The Hello Girls
The Hello Girls is based on the true history (HERstory) of America’s first women soldiers.
During World War One, teams of women were enlisted and served as bilingual telephone operators on the front lines, helping turn the tide of the war only to be denied Veterans’ rights upon their return home. Despite nearly two hundred women being sworn into the US Army Signal Corps Unit (thousands actually applied, 450 were trained and 233 served abroad), they were refused any benefits that male soldiers were entitled to as they were said to be merely ‘contracted’ rather than enlisted. Between 1927 and 1977, twenty Congressional Bills were presented but it was only in 1977 that the long campaign for equal rights was successful and a Bill sworn into law. It is thought that only twenty of the women survived to witness this hard-won battle for equality and recognition.
The Hello Girls was commissioned and premiered by NYC’s Prospect Theatre Company (founded by creatives Mills and Reichel) in 2018 to celebrate the centennial of these ground-breaking women members of a unit set up in 1917 on the orders of General Pershing, who wanted skilled telephone operators to ensure effective communication between American Expeditionary Forces in Europe. Formally known as the Signal Corps Female Telephone Operators Unit, they were affectionately and colloquially called ‘The Hello Girls’.

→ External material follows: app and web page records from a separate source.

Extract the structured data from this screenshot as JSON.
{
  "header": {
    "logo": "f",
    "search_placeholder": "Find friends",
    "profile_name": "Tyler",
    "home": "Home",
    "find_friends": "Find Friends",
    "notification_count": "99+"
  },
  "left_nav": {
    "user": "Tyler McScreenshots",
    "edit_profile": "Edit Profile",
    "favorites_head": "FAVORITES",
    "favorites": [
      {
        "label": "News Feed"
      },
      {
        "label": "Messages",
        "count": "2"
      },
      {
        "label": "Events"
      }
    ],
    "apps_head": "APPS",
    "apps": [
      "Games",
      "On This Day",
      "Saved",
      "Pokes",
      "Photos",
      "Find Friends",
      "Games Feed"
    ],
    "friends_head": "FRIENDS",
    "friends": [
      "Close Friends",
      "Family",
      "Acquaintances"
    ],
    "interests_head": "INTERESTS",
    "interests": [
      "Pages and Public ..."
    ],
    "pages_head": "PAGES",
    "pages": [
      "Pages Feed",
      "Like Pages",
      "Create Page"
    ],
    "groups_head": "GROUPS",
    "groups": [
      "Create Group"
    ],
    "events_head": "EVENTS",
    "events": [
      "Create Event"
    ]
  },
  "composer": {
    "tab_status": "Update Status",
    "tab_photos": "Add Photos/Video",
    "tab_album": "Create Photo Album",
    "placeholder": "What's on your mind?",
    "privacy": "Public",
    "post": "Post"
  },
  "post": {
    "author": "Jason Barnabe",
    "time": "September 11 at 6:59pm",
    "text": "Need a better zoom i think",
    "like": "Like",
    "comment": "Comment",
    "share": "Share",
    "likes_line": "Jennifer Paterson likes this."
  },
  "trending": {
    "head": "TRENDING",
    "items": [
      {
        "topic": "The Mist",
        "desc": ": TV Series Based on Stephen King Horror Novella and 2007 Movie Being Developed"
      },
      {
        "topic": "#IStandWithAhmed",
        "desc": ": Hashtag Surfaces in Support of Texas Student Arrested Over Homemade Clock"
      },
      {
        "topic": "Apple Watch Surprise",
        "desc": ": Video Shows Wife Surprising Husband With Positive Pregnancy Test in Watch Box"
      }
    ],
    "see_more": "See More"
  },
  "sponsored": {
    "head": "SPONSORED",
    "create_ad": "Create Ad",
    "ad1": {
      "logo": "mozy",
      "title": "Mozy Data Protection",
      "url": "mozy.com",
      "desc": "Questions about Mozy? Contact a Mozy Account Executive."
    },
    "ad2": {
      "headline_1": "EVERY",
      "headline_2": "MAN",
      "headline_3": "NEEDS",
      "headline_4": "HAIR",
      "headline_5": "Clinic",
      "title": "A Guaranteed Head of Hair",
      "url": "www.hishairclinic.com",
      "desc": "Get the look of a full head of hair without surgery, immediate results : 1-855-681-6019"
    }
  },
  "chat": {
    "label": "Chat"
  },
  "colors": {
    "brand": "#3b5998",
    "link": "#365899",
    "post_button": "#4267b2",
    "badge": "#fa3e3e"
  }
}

The Therry Dramatic Society was founded in September 1943 and has been delighting Adelaide audiences since with a dedicated fan base and a reputation that allows them to attract first-class theatre performers and creatives. The Hello Girls is no exception, and possibly the best community musical production I have seen.
As the audience enters, there is already some subdued interaction with performers on the striking set and appropriate incidental recordings from the era playing. There was a palpable buzz in the auditorium, a nod to the strength and closeness of community theatre culture in this town and their devoted fans.

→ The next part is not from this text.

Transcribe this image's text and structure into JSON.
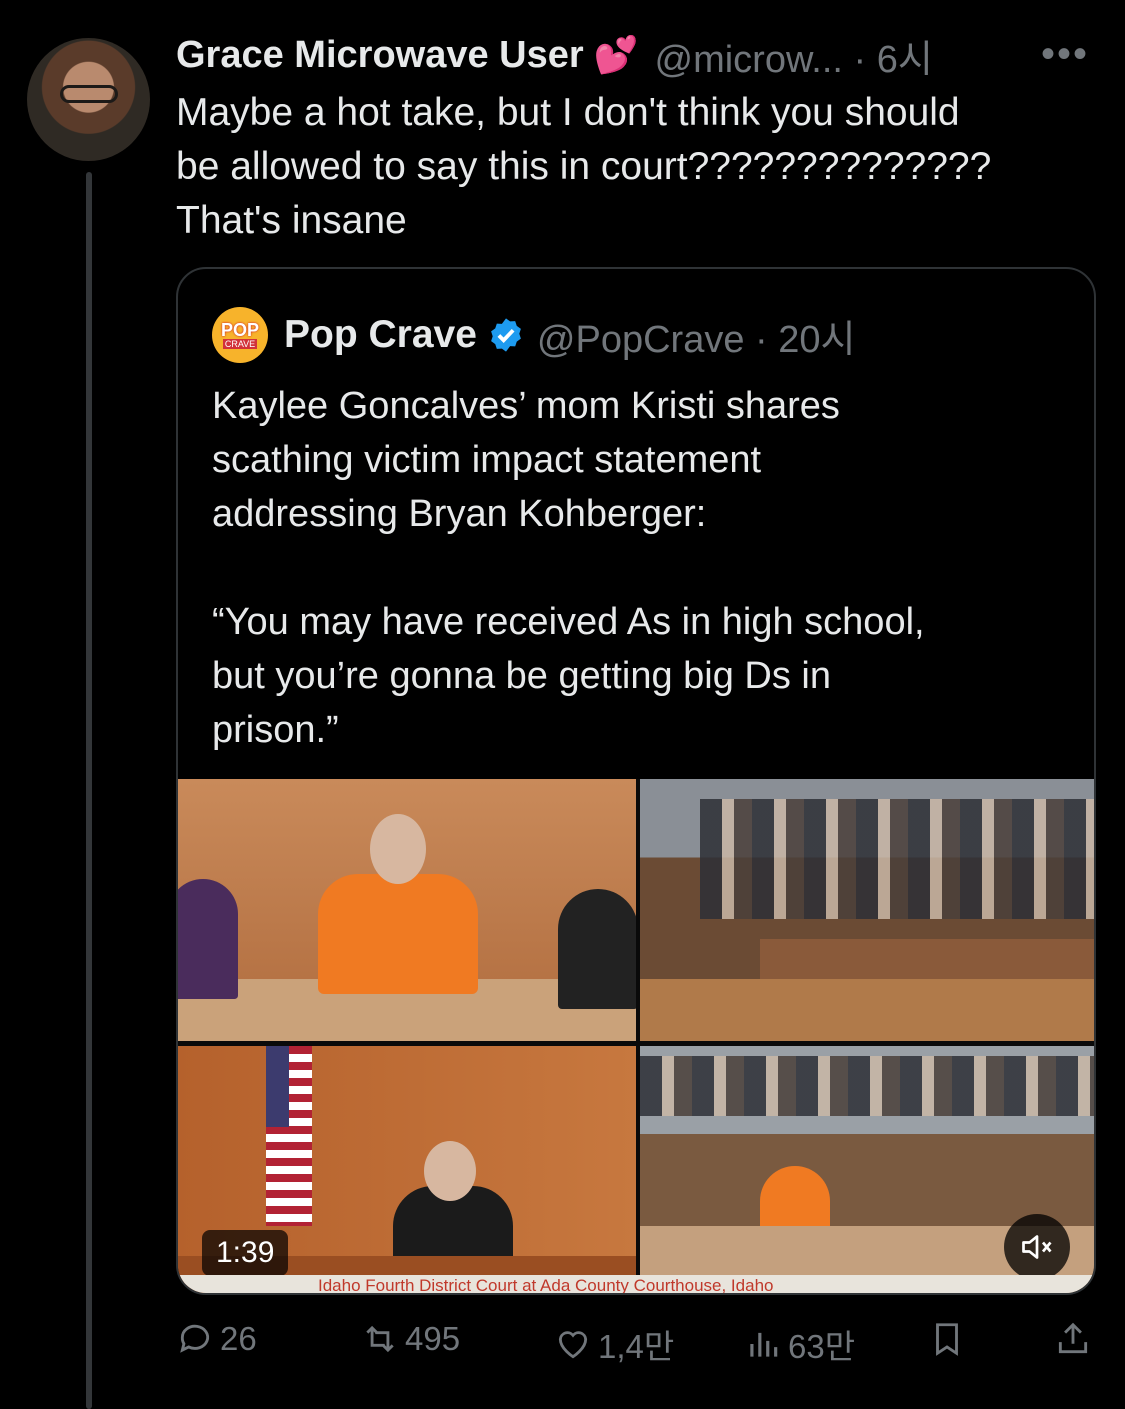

Upon the first notes of this two act musical that is also blessed with some great dialogue, it was clear that very capable artists were involved in The Hello Girls. Conductor and Musical Director Mark DeLaine has done a huge amount of work to ensure the band and singers were on point and the beautiful harmonies shone in the many songs. Throughout the work, the cast performed songs and complex dialogue with a total commitment to excellence, and very few tonal slip ups. The orchestrations worked beautifully and the live band was a welcome success.
All the characters were important within the story and each performer gave much, whether in moments of subtle humour or during an aura of sadness, both in song and spoken text. The male and female leads, David MacGillivray and Rebecca Raymond as Captain Joseph Riser and Grace Banker, were awe-inspiring in their command of the stage, their acting and flawless singing. Both are totally immersed in their roles and enrich their characters’ journeys with truthfulness throughout the narrative.
As Grace’s friend Suzanne, the person who persuaded Grace to gamble on the adventure of enlisting, Cassidy Gaiter positively sparkles. Ms Gaiter’s vocals are Broadway-worthy, her American accent perfect and her presence a delight. Eloise Quinn-Valentine gives us Louise, the young French-American eager to return and help rid her former home of the German invaders. Ms Quinn-Valentine’s tuneful voice soars and her French language and accent is perfect; she also delivers the verve and insouciance due this character. As Idaho farm girl Helen, Michelle Davy portrays a charming naiveté in the first instance, but allows the character to develop strength during the progression of the story. Ms Davy also has a stunning voice, though a little breathy in the higher register now and then. Jenny Scarce performs Bertha, the only married woman in the unit, whose husband is also serving in Europe. Ms Scarce possesses a rich, warm alto sound and good comedic instincts, rounding out the ‘unit’ of fiercely patriotic women.
The male performers are all well cast with three of them, Jared Frost, Jared Gerschwitz and Deon Martino-Williams, all multi-tasking to perform the soldier roles and others. All three are extremely talented with excellent vocals and good stage presence. Mr Gerschwitz had a great time with his Private Eugene Matterson character, sparking nicely up against Ms Gaitor’s Suzanne. Nick Setchell imbued his portrayal of General Pershing with appropriate gravitas but appeared just a little self-conscious at times.
The direction and simple choreography work well together throughout and I am sure the pacing will tighten up as the season progresses and the performers ease into the momentum. I very much enjoyed the choreographed movement for the impressionistic ‘switchboard’ scenes, where the actors wore actual antique-looking headsets but represented the placement of the switch jacks with empty hands.
The impressively built and extensive set had to span locations from New York City to Paris, the Headquarters of the war's crucial Chaumont offensive as well as less convivial tent lodgings on the Front. It was a masterful two-level set up which required the cast to move a set of steps and a number of high stools to different areas, giving the cast many exit and entrance options and to illustrate various indoor locations. Huge applause must go to the extensive and talented creative team of set and costume designers, lighting designer and technical crew, set and property squad and everyone else involved with this production.
All in all, The Hello Girls is well worth seeing: a very professional production and an Australian premiere of this contemporary musical with a dream cast.